“I got it into my head to just do it, when you start stand up, you’re not going to be a rock and roll star straight away. It’s going to take time to find your voice. A year and a half ago at RAW 2015 I did my first stand up set ever at the Paddington Tavern in front of 100 people. I was so nervous I did my five minute set in about three minutes. After I did it I felt so relieved that I could finally say that I’ve done it. After that I founded a show called Magic Mic with Michael Griffin, but after my first set he was going to Melbourne to do the Melbourne Comedy Festival and he said “I need you to MC the couple of weeks while I’m away” and that’s where I found my confidence with stand up. I didn’t have very much material I just chatted to the audience to maintain the flow of the night and I did that pretty well for someone who’s only done one set of stand up before.”
Like any good Hollywood Blockbuster, from there things just got better and better.
“I started a comedy theatre called Big Fork Theatre with some friends and we do a sketch night once a month called Get It* Inya also a good way to get confidence on stage going out doing crazy characters which is the kind of stuff I love to do. Combined with MCing Magic Mic, doing regular stand up around Brisbane and the sketch show, that’s where I am today.”
As far as style goes, Christopher has such a high level of self awareness he’s best off explaining it himself.
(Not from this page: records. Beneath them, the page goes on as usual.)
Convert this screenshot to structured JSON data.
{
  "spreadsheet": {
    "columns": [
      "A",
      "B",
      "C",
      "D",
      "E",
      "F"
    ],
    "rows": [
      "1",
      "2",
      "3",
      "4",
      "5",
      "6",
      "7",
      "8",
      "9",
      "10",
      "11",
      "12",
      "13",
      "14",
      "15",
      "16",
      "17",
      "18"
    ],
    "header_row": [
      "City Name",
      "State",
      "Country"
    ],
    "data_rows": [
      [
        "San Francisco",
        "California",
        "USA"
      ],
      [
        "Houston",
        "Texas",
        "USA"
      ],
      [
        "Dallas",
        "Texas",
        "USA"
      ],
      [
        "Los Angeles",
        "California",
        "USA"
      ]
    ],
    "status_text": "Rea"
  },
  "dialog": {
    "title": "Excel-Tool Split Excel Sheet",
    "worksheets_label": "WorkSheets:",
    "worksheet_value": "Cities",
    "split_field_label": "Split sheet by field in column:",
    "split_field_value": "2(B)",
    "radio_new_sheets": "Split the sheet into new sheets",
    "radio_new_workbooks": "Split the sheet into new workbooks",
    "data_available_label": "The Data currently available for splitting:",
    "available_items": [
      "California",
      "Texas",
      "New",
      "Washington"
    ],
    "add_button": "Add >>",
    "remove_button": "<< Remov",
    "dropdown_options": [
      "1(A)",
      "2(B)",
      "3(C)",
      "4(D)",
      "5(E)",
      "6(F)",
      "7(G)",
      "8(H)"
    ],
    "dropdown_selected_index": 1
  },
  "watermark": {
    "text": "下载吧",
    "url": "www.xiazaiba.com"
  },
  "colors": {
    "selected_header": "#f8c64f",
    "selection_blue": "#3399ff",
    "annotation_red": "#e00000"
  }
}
“With improv I’m the clown character. You’ve got people who are very good in the straight man role, the Seinfelds, and then you’ve got the George Costanzas and the Kramers. I play low status idiots. I can play the straight man characters, but I’m a big child myself, so I’m more at home when playing these outrageous characters. I like to talk about stories in my life. My life itself is one big sitcom, so that helps with my stand up. I’ve got a book of stories from my life that I’m trying to craft into stand up. I embellish a little bit but the general gist of the whole story is completely true. My life is full of these honest mistakes that I’ve done. I will write jokes that aren’t stories from my life because I like writing and if I think of something that’s a fun observation. I’m mainly a storyteller, but I’m not scared to write a joke-joke. I like that mix. I want to get to the point where I can do solo shows like Damien Power, he’s amazing, Anne Edmonds, all those people, I’d love to get to that point one day. I think having the mix with segues is a good skill to have.”
This year Chris took the sketch show BangNation to the Melbourne International Comedy Festival and Adelaide Comedy Festival with his partner Taylor Edwards. I asked him how it went.
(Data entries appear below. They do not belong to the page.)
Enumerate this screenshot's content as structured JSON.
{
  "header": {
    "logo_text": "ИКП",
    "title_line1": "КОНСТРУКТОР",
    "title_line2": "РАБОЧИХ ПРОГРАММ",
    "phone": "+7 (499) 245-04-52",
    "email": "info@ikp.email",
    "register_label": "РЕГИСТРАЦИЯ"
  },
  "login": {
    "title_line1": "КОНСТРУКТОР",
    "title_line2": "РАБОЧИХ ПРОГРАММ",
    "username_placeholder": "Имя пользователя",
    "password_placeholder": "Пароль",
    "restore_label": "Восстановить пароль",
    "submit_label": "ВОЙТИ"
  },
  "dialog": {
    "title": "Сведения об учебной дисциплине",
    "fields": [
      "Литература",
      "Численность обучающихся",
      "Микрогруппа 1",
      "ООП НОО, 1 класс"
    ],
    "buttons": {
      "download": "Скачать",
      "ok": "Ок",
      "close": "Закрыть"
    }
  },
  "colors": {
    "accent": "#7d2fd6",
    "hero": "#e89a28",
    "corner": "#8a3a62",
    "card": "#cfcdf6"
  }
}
“It was an amazing experience. We went down because we wanted to kick off our comedy careers and the best way was to write a show and perform it. We had a lot of fun writing it and a lot of fun performing it. We realised people need to know who you are before they come to see you. That takes years of experience doing rooms, going south and over time people will start to remember you. It was very stressful. The difference between Adelaide and Melbourne was that in Adelaide we were trying to prove to ourselves that the show was good and we deserved to be there, and when we performed in Melbourne, we knew the show was good so we were more relaxed. Adelaide was a huge success, they really jumped on board our show, they really loved our show. We had one night where we had a really quiet audience, and three quarters of the way I was wondering if they even liked it, and we had no idea. Then when we get to the end of the show we get a standing ovation, big obnoxious clapping. It was really confusing!”
Chris is an ambitious, warm charactered individual for who greatness feels more like an inevitability than a maybe. His care for his craft is evident and contagious, he’s continuously looking for ways to make what he does better. In his own words
“I don’t want to blame the audience. The people who come to your show, they’re the best people ever. I feel like your role as a comedian is to make the audience feel happier when you’re finished than when you started. That’s it.”
Find out more about Christopher on his Big Fork Theatre profile here.